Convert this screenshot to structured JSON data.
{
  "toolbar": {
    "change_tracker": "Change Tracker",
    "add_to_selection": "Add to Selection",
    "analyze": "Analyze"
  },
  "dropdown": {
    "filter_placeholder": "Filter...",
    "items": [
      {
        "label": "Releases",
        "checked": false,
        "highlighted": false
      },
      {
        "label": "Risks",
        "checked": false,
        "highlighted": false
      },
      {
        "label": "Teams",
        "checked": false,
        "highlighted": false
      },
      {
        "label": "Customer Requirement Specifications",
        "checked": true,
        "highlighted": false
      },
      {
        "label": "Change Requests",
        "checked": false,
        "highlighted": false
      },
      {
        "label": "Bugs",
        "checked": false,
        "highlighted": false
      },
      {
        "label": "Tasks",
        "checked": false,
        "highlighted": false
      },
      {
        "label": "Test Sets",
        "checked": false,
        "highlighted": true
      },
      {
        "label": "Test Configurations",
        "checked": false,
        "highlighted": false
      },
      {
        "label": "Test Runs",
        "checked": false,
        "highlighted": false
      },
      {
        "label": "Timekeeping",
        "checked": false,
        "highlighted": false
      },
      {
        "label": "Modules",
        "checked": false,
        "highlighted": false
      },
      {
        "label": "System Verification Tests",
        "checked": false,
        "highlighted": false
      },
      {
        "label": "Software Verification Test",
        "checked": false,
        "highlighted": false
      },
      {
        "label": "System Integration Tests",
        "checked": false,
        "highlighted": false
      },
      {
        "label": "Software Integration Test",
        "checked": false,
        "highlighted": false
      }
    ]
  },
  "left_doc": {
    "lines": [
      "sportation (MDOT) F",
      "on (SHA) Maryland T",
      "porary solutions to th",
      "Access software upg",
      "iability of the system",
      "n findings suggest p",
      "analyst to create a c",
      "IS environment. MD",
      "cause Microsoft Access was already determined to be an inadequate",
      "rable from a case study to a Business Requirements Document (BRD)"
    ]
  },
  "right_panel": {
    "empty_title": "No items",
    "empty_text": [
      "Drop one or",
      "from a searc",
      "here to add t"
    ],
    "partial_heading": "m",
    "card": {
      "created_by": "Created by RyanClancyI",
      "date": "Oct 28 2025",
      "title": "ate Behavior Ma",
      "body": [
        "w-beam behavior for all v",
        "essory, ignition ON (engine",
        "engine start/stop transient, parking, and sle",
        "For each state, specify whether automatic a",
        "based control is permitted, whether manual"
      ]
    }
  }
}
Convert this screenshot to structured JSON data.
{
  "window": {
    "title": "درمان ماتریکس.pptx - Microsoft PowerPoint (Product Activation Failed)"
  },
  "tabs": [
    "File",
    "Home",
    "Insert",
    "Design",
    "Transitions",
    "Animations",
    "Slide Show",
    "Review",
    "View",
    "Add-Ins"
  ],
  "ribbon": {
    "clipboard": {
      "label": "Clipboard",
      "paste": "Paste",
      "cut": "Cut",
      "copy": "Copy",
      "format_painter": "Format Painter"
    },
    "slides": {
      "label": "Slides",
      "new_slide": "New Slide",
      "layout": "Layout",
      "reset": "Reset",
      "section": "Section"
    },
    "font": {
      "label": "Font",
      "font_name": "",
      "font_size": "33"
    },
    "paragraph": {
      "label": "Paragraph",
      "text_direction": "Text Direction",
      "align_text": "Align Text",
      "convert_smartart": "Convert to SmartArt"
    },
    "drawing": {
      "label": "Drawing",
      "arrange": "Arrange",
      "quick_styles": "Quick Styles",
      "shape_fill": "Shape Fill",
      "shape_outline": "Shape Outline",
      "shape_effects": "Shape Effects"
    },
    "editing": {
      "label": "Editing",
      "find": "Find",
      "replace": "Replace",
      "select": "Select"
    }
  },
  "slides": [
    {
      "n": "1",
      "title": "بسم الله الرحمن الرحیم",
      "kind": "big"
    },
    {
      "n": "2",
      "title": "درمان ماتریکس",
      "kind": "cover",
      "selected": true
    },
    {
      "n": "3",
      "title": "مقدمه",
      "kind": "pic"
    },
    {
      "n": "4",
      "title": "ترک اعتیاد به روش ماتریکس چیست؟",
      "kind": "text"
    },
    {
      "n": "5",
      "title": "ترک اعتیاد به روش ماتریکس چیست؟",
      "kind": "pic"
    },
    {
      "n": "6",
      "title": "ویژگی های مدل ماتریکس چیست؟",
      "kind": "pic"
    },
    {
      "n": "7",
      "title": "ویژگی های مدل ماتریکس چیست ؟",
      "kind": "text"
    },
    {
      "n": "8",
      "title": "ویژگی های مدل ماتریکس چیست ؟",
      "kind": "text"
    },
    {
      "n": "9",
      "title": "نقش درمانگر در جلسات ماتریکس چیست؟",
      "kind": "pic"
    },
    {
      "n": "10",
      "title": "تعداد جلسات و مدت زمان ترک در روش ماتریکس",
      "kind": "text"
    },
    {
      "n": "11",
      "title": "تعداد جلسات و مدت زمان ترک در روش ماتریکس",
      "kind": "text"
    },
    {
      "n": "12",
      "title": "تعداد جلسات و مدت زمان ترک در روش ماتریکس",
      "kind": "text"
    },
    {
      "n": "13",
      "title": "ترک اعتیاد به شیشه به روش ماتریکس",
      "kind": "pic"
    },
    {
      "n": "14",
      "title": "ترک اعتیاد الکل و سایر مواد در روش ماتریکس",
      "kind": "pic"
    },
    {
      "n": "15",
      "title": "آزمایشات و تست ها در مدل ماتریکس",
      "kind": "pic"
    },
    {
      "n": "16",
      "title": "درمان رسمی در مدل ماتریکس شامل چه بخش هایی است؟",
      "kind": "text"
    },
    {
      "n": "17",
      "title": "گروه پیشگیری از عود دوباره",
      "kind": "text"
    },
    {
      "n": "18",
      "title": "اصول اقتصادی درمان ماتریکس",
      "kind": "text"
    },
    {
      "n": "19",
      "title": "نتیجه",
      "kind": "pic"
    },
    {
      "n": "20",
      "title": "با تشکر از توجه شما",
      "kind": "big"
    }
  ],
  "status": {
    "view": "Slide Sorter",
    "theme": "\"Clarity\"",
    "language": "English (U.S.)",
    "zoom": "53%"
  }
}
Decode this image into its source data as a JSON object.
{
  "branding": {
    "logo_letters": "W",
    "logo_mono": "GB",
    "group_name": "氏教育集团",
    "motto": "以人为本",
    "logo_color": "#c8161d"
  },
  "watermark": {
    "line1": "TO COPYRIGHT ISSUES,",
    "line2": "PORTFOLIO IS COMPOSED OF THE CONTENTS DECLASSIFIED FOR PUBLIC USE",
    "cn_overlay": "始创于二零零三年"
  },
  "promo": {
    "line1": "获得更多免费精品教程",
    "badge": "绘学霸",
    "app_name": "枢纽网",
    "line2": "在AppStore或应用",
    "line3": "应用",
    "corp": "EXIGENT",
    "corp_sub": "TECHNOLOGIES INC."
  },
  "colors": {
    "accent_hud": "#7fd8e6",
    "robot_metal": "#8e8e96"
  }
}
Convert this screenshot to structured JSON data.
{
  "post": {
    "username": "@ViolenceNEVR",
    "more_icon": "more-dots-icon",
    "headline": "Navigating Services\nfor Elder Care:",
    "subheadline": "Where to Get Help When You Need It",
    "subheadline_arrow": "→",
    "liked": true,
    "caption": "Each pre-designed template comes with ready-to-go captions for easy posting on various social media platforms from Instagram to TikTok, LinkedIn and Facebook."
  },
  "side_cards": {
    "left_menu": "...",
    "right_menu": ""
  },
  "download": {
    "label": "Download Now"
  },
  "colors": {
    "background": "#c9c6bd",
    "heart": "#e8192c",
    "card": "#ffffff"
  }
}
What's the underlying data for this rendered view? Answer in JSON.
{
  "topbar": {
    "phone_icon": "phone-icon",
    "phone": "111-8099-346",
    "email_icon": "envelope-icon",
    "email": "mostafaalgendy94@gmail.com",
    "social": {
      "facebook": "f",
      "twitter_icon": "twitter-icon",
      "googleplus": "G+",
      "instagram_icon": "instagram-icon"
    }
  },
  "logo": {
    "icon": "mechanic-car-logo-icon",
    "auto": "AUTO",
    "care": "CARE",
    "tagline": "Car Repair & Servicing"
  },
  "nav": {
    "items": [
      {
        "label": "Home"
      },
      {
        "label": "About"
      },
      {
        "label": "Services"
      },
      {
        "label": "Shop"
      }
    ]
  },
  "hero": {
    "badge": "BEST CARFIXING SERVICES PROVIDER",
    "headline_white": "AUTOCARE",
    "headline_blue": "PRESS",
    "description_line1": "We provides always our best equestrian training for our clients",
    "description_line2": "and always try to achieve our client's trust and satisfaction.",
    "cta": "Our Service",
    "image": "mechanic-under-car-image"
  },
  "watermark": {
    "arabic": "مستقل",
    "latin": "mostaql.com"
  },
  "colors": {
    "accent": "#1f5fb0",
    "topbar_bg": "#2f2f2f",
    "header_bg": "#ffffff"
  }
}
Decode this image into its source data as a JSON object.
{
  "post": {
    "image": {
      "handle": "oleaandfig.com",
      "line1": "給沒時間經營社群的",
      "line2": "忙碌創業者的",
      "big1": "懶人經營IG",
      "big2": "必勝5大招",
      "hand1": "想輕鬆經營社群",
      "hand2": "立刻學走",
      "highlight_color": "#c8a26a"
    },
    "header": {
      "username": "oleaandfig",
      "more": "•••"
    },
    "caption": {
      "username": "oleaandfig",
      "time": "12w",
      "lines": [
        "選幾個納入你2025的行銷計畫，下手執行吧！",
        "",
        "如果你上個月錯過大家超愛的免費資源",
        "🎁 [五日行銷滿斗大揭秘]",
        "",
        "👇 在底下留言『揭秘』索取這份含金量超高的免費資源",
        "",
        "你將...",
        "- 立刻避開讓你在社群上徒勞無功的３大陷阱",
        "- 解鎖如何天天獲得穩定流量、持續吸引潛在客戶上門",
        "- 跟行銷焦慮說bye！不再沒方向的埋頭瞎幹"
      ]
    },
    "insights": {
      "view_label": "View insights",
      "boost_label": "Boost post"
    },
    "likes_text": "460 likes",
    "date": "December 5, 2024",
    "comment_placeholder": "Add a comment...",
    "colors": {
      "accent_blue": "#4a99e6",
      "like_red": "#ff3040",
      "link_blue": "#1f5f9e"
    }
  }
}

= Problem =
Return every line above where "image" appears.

= Answer box =
Decode this image into its source data as a JSON object.
    "image": "mechanic-under-car-image"
Decode this image into its source data as a JSON object.
    "image": {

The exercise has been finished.